Having had a whale of a time at the Aberdeen Culture Hack (aka #ach13)  last weekend it was my intention to  write a full blog post, but Kevin Mitchell beat me to it. So, I’ll pick out a few highlights instead.

The highlights

  • The coolest tools weren’t Martin’s Arduinos, or the data-liberating powerhouse that is ACC-9144Scraperwiki, but Steve’s Stattys: amazing next-gen postits that adhere to virtually any surface and can be slid around a bare wall with one finger. These make grouping or clustering of ideas a cinch. Try unpeeling and resticking traditional postits a couple of times and you’ll both get what I mean, and a paper-strewn floor. Stattys will stick there for weeks, and then come off with no residue or gum left behind. As one of the participants observed, “What kind of dark magic is this?”
  • Following the initial brainstorm, we agreed on a single project outcome and all worked, as part of sub-teams to achieve that. We had excellent content generation and curation, great UI development and Paul and me beavering away trying to make ScrapACC-9142erwiki do what we wanted it. Scraperwiki is a great tool, but if you’re trying to get data out of a site that uses old MS Visual Studio-generated code with impenetrable javascipt post-back pagination, even the might of the mechanize library in Scraperiki doesn’t make it easy.
    If you fancy having a crack at fixing the Scraper to paginate through the various sub-pages, please have a go and let me know if you solved it.
    Working in a pair with another coder rally helps move the code development on as you’re always critiquing code and spotting errors – and makes for a more sociable experience.
  • At the conclusion of the two days we had (with at least 2 minutes to spare) a working alpha demo that we the proceded to live test in the street with our audience for the Show and Tell. As I tweeted during the walk, we may well have been the first hackathon group to have our plans partly-scuppered by being locked out of a graveyard!
  • Andrew Learmonth and @aberdeen2017 provided a great working space (which should be considered for future hack days, being so easily accessible from buses and trains) and excellent localACC-9137 catering. Enormous thanks go to IFB and CEO Graeme Gordon for their generous sponsorship of the event which made it viable.



Summing it up

Ach13 was a great way to spend a weekend.
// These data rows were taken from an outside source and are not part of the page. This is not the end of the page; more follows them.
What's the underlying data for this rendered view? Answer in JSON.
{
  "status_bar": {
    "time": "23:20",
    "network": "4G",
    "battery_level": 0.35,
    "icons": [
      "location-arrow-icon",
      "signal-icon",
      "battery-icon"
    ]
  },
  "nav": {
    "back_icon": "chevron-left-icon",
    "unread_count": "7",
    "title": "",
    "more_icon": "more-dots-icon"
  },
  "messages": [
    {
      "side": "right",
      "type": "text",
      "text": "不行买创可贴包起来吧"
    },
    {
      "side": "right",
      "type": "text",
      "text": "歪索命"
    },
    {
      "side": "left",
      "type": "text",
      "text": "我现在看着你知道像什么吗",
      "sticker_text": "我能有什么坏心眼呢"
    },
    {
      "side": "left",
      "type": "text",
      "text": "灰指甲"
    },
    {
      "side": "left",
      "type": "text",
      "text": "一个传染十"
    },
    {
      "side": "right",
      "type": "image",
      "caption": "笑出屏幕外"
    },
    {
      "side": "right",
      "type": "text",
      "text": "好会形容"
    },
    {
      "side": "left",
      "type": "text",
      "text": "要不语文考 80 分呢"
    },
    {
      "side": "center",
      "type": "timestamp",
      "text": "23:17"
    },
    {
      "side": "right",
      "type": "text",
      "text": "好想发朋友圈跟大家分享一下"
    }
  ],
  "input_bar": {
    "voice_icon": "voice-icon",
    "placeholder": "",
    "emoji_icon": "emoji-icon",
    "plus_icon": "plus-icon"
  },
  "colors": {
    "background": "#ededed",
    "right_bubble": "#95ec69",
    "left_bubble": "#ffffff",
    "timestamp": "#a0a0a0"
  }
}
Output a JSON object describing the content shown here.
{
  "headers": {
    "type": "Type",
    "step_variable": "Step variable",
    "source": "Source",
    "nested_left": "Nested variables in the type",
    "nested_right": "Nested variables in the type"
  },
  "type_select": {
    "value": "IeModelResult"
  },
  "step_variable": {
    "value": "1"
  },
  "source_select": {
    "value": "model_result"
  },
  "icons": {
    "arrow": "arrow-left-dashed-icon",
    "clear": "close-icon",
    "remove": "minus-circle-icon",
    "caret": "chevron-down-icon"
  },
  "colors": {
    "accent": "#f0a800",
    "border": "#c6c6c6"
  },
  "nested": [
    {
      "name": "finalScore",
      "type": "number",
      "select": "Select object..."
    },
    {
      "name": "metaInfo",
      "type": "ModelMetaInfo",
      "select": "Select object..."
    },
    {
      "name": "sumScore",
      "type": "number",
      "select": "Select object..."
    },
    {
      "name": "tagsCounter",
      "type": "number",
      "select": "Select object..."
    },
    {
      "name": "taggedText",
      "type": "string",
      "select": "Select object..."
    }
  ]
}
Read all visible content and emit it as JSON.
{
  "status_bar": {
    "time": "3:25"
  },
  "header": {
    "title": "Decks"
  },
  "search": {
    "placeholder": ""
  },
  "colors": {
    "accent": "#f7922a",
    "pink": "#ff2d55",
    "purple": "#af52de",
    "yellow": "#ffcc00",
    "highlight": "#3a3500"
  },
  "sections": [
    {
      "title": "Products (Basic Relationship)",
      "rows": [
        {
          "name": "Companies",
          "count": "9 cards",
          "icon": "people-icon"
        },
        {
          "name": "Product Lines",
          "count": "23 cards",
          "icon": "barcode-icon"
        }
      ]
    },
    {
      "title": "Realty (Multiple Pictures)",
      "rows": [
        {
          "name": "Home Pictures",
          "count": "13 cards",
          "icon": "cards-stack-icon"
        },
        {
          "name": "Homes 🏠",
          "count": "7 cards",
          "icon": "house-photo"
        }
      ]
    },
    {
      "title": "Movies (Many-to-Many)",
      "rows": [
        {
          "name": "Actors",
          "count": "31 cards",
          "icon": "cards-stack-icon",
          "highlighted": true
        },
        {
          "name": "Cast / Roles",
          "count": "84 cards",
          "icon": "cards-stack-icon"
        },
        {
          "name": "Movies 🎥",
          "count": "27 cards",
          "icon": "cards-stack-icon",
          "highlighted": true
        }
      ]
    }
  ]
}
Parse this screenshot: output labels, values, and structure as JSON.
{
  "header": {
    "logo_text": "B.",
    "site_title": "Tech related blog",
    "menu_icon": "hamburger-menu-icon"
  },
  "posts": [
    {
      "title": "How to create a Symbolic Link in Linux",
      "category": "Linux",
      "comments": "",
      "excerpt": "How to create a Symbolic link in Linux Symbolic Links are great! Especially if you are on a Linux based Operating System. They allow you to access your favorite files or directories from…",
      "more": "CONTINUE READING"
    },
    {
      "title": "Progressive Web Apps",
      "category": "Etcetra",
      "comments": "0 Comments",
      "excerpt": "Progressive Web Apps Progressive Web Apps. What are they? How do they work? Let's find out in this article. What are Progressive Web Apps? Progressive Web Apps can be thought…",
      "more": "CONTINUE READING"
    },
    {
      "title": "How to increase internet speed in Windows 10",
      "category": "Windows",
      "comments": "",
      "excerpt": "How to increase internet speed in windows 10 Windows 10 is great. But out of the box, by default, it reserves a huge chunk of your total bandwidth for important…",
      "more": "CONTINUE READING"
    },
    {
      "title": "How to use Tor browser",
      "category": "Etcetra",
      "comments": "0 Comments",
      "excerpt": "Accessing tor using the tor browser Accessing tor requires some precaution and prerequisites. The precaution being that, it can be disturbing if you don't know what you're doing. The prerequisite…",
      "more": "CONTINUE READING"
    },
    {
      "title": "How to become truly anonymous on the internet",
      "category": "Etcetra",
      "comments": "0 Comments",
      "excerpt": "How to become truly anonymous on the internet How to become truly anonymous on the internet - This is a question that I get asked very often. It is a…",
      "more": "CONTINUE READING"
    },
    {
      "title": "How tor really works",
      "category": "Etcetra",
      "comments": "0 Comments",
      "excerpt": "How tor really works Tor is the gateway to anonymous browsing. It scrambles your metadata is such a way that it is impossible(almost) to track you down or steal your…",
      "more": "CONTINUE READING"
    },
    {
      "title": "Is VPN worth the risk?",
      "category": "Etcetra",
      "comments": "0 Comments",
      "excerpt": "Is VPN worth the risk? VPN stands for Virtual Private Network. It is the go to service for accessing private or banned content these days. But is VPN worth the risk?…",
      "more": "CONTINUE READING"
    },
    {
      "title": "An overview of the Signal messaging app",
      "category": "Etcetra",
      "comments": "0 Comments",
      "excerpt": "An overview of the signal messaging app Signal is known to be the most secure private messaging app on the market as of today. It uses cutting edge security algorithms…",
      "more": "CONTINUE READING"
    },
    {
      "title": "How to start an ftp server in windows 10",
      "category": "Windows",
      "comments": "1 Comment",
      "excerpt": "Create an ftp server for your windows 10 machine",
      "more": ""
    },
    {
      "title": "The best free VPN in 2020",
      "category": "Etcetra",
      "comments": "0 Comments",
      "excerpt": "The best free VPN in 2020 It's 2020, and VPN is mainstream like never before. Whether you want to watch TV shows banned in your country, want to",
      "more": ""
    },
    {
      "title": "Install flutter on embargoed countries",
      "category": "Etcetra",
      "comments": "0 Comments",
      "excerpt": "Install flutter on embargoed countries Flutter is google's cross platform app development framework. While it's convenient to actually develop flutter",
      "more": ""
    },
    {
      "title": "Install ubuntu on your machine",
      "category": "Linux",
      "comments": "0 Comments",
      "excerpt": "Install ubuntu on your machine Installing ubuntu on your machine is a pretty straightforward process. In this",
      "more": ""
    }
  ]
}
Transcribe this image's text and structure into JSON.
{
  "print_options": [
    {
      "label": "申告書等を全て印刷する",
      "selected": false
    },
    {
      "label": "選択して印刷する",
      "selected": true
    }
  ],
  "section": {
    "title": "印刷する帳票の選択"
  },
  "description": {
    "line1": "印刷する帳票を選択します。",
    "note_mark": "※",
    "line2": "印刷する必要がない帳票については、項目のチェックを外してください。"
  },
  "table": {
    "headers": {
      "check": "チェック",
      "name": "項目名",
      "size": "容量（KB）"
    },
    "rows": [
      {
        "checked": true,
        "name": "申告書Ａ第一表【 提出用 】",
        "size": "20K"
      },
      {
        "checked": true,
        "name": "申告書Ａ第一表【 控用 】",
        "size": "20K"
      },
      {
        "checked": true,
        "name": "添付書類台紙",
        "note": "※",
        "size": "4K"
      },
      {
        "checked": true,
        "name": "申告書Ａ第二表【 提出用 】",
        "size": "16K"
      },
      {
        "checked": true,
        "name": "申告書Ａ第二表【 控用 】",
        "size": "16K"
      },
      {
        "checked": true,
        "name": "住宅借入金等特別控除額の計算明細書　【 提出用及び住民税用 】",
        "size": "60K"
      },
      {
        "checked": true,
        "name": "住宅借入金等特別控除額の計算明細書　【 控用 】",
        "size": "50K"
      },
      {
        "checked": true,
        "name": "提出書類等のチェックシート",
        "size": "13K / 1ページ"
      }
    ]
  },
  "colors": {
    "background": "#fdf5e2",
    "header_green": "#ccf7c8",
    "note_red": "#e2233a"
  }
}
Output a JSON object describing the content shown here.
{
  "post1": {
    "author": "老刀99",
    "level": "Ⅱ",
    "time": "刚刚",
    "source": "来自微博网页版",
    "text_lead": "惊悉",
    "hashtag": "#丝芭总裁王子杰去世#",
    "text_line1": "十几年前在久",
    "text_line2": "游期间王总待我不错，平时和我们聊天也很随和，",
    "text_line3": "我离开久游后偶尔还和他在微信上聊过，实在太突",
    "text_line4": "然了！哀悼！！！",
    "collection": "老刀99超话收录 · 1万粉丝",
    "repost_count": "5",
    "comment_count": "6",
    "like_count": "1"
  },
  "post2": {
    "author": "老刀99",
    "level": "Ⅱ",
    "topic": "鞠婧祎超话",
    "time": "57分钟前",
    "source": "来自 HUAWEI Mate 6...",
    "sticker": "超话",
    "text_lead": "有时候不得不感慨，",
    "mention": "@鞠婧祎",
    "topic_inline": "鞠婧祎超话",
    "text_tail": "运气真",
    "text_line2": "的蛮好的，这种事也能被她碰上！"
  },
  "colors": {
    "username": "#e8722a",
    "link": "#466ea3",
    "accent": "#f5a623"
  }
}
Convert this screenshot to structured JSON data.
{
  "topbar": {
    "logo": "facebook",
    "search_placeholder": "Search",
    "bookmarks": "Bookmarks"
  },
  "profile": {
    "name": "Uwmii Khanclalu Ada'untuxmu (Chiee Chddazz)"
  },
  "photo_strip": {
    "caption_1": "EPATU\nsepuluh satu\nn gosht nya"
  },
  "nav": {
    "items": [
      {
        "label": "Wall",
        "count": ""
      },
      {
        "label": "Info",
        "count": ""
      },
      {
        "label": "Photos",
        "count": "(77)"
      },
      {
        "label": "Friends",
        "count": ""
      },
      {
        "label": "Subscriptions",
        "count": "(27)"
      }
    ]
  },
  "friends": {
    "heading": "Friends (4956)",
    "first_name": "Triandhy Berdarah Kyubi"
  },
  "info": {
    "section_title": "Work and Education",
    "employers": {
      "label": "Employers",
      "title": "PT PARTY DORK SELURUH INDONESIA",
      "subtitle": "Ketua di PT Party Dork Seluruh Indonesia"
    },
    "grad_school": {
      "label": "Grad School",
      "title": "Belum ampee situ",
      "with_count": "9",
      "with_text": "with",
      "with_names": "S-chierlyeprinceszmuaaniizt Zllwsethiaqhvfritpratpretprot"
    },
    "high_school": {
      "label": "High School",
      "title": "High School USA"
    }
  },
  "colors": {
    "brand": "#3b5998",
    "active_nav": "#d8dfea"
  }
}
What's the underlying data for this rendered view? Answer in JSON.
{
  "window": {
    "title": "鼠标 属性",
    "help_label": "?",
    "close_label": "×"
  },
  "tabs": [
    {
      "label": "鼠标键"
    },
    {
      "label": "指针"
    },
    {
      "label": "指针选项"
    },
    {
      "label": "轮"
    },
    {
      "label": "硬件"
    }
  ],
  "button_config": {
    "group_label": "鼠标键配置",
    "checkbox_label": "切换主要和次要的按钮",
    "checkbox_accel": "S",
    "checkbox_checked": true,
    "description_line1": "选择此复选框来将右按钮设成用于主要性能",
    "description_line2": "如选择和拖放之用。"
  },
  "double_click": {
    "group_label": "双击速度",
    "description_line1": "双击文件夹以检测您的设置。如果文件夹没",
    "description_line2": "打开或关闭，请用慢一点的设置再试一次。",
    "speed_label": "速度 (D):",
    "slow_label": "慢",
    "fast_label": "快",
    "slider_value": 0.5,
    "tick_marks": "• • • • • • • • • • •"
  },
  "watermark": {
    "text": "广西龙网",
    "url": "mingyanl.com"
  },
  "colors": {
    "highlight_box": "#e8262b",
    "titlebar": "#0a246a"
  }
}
The output from the weekend lends itself to further development, and there is a real appetite to take the project forward, refining the UI and adding further content types and through better meta-data use alloACC-9126w better filtering at the consumer end. There’s also the potential to create a means of capturing, tagging and uploading content, to ensure that the metadata is rich enough to support the content type selection on the end device.

It was also very enjoyable and productive to involve other creatives, rather than just coders. I would love to repeat the exercise in a similar format.

We also now have a nACC-9125umber of new Raspberry Pi owners in Aberdeen, so arranging Aberdeen’s first Raspberry Jam must be on the cards. I’d also be up for (co)arranging a Python coder dojo at some point. Leave me a comment below if you’d be interested in either in Aberdeen.


So what is my ownACC-9112 goal for the next Aberdeen Culture Hack?  Well, I am going to push my computer-generated poetry more forcibly! The world needs more of it!

Aberdeen Culture Hack – Ach, it was good fun!
Tagged on:                         

3 thoughts on “Aberdeen Culture Hack – Ach, it was good fun!

  • 29 July 2013 at 3:35 PM

    Hurrah!! This kind of things are really good for Aberdeen, a place where there are a great deal of business initiative. Hopefully, our city one day will be the British Silicon Valley.

  • 23 August 2013 at 7:36 PM

    This sounds excellent, I’m sorry I missed it! I am the Computing At School Aberdeen hub coordinator and am attempting to set up some Raspberry Pi induction for teachers in the local area before we distribute some of the Raspberry Pi devices that Google donated. Would be very keen to help with future Raspberry Jam events too!

  • 4 February 2014 at 11:46 PM

    I live in the nearby town of Inverurie and I am only 11 years old but I am really into technology and that kind of stuff as I have a raspberry pi and I am hoping to make some stuff with that. I am really quite annoyed that there is no raspberry jams or any technology events for younger people like me, as I see the raspberry jams down in Cambridge and Manchester, and they look amazing, so I hope someone organises something like that soon

Comments are closed.